Last, but not least I was finally able to see the famous CHEER program and garbage museum. What a treat! Herman Garcia was very passionate about trash and what we find in our creeks and dedicated a lifelong effort to not only clean up his own creek, but to clean up the entire waterways. His stories were phenomenal and the garbage museum was equally so.

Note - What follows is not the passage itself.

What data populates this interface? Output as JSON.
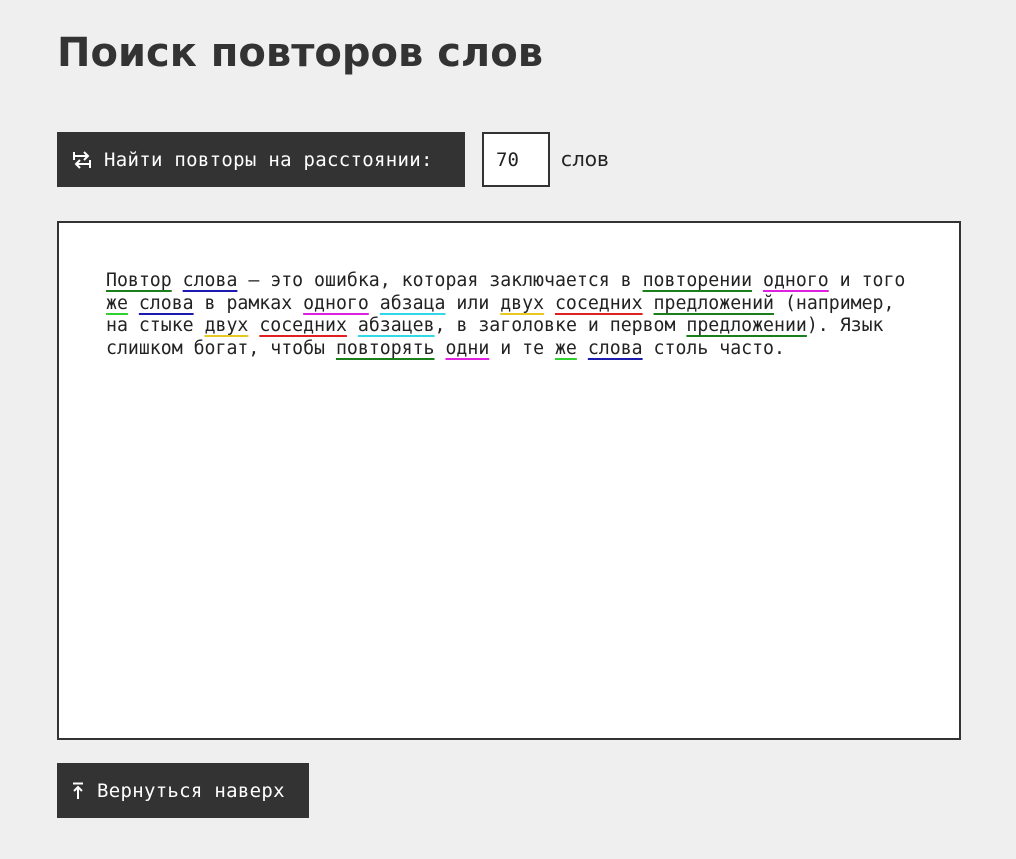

What this opportunity and guest speaker gave us was the information on what we are finding in our creeks, and the importance of keeping trash in the designated spaces we have offered with landfills and recycling options. Herman Garcia’s son, Aaron Garcia, also had a solution to all this trash we were finding. He’s a director of community relations and highlighted the importance of programs like the Green Education Foundation where they take recycled materials like clothes, Capri Suns, old stuffed animals, bottles, and more and make them into entirely new and fun materials. I saw bags, small stuffed animals, wall art, ash trays made from bike chains. The opportunities are endless. He even suggested that they were planning on holding workshops to teach people who are interested in how to reuse old items and recreate them into new everyday things
This was a fascinating tour which gave me the opportunity to learn about the environment, learn about open space, the importance of corridors for flora and fauna to roam and grow, sustainable gardening, and the importance of keeping our creeks free of trash and reusing materials. Many thanks to all the guest speakers and to Deb Kramer to organizing this event. To learn more about the partners involved with the tour, see below: